## Task to complete
Reply only with how many lines in these entries hold the string "USDT".

Stored items from a collection
++++++++++++++++++++

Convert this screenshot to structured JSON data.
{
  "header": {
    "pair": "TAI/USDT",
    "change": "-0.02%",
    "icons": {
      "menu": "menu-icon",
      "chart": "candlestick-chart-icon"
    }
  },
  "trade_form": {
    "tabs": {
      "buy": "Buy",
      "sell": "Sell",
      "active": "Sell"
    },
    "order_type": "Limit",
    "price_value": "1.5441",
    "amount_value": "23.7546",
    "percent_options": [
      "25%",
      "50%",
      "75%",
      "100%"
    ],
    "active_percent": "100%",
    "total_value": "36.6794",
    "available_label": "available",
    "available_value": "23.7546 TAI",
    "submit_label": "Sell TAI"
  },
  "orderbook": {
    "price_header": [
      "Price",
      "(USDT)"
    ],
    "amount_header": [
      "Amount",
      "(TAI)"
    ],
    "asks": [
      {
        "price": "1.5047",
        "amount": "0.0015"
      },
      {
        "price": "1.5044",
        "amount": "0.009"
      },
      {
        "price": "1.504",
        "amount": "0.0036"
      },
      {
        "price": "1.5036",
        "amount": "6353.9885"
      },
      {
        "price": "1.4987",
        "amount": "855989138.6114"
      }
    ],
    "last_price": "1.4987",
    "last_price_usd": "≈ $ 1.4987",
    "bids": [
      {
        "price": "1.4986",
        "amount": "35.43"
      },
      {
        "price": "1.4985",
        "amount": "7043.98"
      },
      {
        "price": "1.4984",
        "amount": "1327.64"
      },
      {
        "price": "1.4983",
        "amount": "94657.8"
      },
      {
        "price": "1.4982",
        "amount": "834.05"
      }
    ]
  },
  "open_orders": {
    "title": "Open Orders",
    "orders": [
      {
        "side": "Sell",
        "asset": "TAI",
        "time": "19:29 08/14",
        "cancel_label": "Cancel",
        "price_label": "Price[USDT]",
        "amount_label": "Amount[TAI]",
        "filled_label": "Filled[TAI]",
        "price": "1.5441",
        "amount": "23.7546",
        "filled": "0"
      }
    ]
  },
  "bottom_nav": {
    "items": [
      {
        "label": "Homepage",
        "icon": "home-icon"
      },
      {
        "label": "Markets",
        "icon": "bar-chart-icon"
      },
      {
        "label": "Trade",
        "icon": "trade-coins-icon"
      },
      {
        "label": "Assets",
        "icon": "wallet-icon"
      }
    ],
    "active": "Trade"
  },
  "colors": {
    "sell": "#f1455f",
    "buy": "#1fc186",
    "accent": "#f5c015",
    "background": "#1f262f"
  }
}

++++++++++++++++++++

## Your solution
3